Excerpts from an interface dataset
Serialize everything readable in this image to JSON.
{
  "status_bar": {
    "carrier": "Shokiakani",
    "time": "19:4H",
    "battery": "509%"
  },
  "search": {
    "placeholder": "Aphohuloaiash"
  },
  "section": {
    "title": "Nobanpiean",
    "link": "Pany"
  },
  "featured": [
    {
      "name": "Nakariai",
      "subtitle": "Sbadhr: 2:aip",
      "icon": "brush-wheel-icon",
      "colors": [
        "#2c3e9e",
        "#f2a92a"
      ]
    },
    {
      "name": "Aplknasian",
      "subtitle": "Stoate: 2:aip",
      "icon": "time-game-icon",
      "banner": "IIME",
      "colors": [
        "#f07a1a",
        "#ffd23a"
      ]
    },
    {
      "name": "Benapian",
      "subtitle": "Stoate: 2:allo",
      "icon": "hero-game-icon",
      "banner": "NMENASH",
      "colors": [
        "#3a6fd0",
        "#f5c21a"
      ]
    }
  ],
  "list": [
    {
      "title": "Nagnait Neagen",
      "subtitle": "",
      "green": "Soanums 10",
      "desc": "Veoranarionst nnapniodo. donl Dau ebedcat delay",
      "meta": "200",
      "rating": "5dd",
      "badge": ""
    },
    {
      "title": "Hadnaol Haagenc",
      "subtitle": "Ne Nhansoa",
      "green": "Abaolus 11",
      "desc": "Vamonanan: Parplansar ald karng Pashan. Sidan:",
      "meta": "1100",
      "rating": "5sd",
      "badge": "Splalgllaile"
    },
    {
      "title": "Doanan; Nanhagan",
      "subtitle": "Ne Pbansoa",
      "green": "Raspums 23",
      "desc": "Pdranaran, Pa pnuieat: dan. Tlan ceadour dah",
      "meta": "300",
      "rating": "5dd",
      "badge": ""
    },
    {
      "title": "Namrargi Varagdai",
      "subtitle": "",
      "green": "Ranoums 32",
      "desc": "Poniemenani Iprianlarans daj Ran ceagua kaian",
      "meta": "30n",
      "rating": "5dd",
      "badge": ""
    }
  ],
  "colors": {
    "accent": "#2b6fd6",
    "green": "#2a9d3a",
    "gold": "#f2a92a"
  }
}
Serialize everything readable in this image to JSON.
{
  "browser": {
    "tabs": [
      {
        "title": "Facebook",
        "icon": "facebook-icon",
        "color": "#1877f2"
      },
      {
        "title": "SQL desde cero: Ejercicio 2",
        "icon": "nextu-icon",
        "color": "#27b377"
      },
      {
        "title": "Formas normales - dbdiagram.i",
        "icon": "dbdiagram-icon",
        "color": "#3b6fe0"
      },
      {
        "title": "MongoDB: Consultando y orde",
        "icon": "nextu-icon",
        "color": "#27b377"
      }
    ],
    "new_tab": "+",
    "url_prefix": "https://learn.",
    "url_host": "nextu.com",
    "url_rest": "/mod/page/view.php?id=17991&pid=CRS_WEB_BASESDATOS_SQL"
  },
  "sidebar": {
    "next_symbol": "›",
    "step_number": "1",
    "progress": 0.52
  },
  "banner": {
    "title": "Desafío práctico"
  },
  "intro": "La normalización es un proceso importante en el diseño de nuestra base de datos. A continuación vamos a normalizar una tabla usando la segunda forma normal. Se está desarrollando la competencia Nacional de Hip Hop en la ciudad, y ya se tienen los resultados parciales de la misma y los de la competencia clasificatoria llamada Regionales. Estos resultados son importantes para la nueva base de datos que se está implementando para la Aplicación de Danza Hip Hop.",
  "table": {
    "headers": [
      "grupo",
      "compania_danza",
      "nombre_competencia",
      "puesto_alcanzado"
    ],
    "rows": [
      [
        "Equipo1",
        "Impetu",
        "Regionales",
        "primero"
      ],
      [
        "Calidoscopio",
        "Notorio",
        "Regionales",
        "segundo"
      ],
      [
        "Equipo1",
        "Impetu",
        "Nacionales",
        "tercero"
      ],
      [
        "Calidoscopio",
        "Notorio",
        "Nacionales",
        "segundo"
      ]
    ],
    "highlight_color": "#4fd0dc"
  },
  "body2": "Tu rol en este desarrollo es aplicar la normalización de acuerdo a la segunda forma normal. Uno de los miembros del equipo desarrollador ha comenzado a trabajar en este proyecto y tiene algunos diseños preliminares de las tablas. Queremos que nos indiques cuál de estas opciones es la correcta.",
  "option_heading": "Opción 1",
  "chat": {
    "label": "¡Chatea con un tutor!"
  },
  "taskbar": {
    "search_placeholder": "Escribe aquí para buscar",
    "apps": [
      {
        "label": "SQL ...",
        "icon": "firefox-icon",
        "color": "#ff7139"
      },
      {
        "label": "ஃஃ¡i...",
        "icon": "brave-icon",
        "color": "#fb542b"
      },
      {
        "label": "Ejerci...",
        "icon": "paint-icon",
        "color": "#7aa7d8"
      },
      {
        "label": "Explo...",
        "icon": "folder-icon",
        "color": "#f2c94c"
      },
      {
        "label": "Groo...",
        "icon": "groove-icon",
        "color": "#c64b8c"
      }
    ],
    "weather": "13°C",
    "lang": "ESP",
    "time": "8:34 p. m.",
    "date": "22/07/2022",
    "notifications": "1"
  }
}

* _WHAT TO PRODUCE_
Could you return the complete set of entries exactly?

* _SOLUTION FOR THIS EXERCISE_
Serialize everything readable in this image to JSON.
{
  "status_bar": {
    "carrier": "Shokiakani",
    "time": "19:4H",
    "battery": "509%"
  },
  "search": {
    "placeholder": "Aphohuloaiash"
  },
  "section": {
    "title": "Nobanpiean",
    "link": "Pany"
  },
  "featured": [
    {
      "name": "Nakariai",
      "subtitle": "Sbadhr: 2:aip",
      "icon": "brush-wheel-icon",
      "colors": [
        "#2c3e9e",
        "#f2a92a"
      ]
    },
    {
      "name": "Aplknasian",
      "subtitle": "Stoate: 2:aip",
      "icon": "time-game-icon",
      "banner": "IIME",
      "colors": [
        "#f07a1a",
        "#ffd23a"
      ]
    },
    {
      "name": "Benapian",
      "subtitle": "Stoate: 2:allo",
      "icon": "hero-game-icon",
      "banner": "NMENASH",
      "colors": [
        "#3a6fd0",
        "#f5c21a"
      ]
    }
  ],
  "list": [
    {
      "title": "Nagnait Neagen",
      "subtitle": "",
      "green": "Soanums 10",
      "desc": "Veoranarionst nnapniodo. donl Dau ebedcat delay",
      "meta": "200",
      "rating": "5dd",
      "badge": ""
    },
    {
      "title": "Hadnaol Haagenc",
      "subtitle": "Ne Nhansoa",
      "green": "Abaolus 11",
      "desc": "Vamonanan: Parplansar ald karng Pashan. Sidan:",
      "meta": "1100",
      "rating": "5sd",
      "badge": "Splalgllaile"
    },
    {
      "title": "Doanan; Nanhagan",
      "subtitle": "Ne Pbansoa",
      "green": "Raspums 23",
      "desc": "Pdranaran, Pa pnuieat: dan. Tlan ceadour dah",
      "meta": "300",
      "rating": "5dd",
      "badge": ""
    },
    {
      "title": "Namrargi Varagdai",
      "subtitle": "",
      "green": "Ranoums 32",
      "desc": "Poniemenani Iprianlarans daj Ran ceagua kaian",
      "meta": "30n",
      "rating": "5dd",
      "badge": ""
    }
  ],
  "colors": {
    "accent": "#2b6fd6",
    "green": "#2a9d3a",
    "gold": "#f2a92a"
  }
}
Serialize everything readable in this image to JSON.
{
  "browser": {
    "tabs": [
      {
        "title": "Facebook",
        "icon": "facebook-icon",
        "color": "#1877f2"
      },
      {
        "title": "SQL desde cero: Ejercicio 2",
        "icon": "nextu-icon",
        "color": "#27b377"
      },
      {
        "title": "Formas normales - dbdiagram.i",
        "icon": "dbdiagram-icon",
        "color": "#3b6fe0"
      },
      {
        "title": "MongoDB: Consultando y orde",
        "icon": "nextu-icon",
        "color": "#27b377"
      }
    ],
    "new_tab": "+",
    "url_prefix": "https://learn.",
    "url_host": "nextu.com",
    "url_rest": "/mod/page/view.php?id=17991&pid=CRS_WEB_BASESDATOS_SQL"
  },
  "sidebar": {
    "next_symbol": "›",
    "step_number": "1",
    "progress": 0.52
  },
  "banner": {
    "title": "Desafío práctico"
  },
  "intro": "La normalización es un proceso importante en el diseño de nuestra base de datos. A continuación vamos a normalizar una tabla usando la segunda forma normal. Se está desarrollando la competencia Nacional de Hip Hop en la ciudad, y ya se tienen los resultados parciales de la misma y los de la competencia clasificatoria llamada Regionales. Estos resultados son importantes para la nueva base de datos que se está implementando para la Aplicación de Danza Hip Hop.",
  "table": {
    "headers": [
      "grupo",
      "compania_danza",
      "nombre_competencia",
      "puesto_alcanzado"
    ],
    "rows": [
      [
        "Equipo1",
        "Impetu",
        "Regionales",
        "primero"
      ],
      [
        "Calidoscopio",
        "Notorio",
        "Regionales",
        "segundo"
      ],
      [
        "Equipo1",
        "Impetu",
        "Nacionales",
        "tercero"
      ],
      [
        "Calidoscopio",
        "Notorio",
        "Nacionales",
        "segundo"
      ]
    ],
    "highlight_color": "#4fd0dc"
  },
  "body2": "Tu rol en este desarrollo es aplicar la normalización de acuerdo a la segunda forma normal. Uno de los miembros del equipo desarrollador ha comenzado a trabajar en este proyecto y tiene algunos diseños preliminares de las tablas. Queremos que nos indiques cuál de estas opciones es la correcta.",
  "option_heading": "Opción 1",
  "chat": {
    "label": "¡Chatea con un tutor!"
  },
  "taskbar": {
    "search_placeholder": "Escribe aquí para buscar",
    "apps": [
      {
        "label": "SQL ...",
        "icon": "firefox-icon",
        "color": "#ff7139"
      },
      {
        "label": "ஃஃ¡i...",
        "icon": "brave-icon",
        "color": "#fb542b"
      },
      {
        "label": "Ejerci...",
        "icon": "paint-icon",
        "color": "#7aa7d8"
      },
      {
        "label": "Explo...",
        "icon": "folder-icon",
        "color": "#f2c94c"
      },
      {
        "label": "Groo...",
        "icon": "groove-icon",
        "color": "#c64b8c"
      }
    ],
    "weather": "13°C",
    "lang": "ESP",
    "time": "8:34 p. m.",
    "date": "22/07/2022",
    "notifications": "1"
  }
}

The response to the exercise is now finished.